#### [PROBLEM REQUIREMENTS]
From the records below, copy out each line that has the word "icon".

#### [SOURCE DATA]
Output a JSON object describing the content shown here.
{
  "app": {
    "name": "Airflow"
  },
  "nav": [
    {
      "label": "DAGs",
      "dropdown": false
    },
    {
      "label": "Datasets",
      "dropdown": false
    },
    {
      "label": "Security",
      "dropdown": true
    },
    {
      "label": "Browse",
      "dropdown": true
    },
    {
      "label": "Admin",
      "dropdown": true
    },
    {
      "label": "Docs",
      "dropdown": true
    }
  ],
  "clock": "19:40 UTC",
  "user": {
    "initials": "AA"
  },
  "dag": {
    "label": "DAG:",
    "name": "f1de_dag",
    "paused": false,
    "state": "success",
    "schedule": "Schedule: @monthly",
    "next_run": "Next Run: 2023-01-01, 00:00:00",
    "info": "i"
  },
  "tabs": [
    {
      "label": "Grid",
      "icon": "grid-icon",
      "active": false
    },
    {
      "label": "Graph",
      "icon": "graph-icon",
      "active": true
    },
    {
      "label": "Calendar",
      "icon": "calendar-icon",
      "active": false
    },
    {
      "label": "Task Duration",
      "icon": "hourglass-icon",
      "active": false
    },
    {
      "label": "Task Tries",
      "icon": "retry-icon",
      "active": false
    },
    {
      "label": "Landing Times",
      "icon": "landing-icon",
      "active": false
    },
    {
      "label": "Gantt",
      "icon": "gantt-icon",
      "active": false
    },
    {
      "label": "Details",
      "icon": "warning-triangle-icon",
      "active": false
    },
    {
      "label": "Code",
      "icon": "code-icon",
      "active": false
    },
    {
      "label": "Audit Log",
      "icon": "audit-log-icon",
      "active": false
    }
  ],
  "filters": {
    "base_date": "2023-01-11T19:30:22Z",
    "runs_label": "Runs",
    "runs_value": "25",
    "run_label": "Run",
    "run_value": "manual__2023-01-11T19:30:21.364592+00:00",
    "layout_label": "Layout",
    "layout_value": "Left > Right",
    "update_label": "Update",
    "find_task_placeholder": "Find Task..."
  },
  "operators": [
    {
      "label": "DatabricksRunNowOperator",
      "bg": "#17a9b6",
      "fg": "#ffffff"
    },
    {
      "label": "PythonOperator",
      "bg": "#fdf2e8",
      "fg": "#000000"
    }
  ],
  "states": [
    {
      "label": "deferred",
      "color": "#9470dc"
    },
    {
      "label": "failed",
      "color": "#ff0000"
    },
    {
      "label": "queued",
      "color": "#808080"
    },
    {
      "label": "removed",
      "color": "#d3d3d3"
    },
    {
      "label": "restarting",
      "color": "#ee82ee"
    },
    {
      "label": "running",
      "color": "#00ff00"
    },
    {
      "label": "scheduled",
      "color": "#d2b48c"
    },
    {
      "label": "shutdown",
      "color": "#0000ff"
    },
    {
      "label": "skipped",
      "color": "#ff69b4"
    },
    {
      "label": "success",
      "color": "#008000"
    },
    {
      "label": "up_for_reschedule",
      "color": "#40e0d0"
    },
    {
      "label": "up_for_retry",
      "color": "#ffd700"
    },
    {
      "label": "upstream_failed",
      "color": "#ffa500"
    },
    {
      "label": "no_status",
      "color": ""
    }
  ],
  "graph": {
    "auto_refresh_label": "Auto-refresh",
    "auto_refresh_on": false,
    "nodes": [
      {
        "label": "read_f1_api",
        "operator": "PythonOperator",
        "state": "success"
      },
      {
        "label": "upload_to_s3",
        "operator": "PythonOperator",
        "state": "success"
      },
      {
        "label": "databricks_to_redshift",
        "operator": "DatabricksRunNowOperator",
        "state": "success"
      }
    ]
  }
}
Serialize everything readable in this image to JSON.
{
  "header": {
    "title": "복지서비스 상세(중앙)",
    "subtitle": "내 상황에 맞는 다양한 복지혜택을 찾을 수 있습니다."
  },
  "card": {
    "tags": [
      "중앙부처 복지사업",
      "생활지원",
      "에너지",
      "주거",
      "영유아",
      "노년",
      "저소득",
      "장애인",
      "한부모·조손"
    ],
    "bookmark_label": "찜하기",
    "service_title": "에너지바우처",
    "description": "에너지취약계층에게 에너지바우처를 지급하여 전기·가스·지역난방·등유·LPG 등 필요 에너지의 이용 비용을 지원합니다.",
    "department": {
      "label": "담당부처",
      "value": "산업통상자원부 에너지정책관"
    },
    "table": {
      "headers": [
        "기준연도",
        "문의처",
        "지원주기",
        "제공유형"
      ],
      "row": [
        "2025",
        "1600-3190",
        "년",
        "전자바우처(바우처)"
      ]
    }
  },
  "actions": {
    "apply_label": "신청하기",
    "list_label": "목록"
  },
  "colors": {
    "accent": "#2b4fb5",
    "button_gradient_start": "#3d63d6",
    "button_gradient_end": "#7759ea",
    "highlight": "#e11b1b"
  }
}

#### [THE COMPLETED TASK]
      "icon": "grid-icon",
      "icon": "graph-icon",
      "icon": "calendar-icon",
      "icon": "hourglass-icon",
      "icon": "retry-icon",
      "icon": "landing-icon",
      "icon": "gantt-icon",
      "icon": "warning-triangle-icon",
      "icon": "code-icon",
      "icon": "audit-log-icon",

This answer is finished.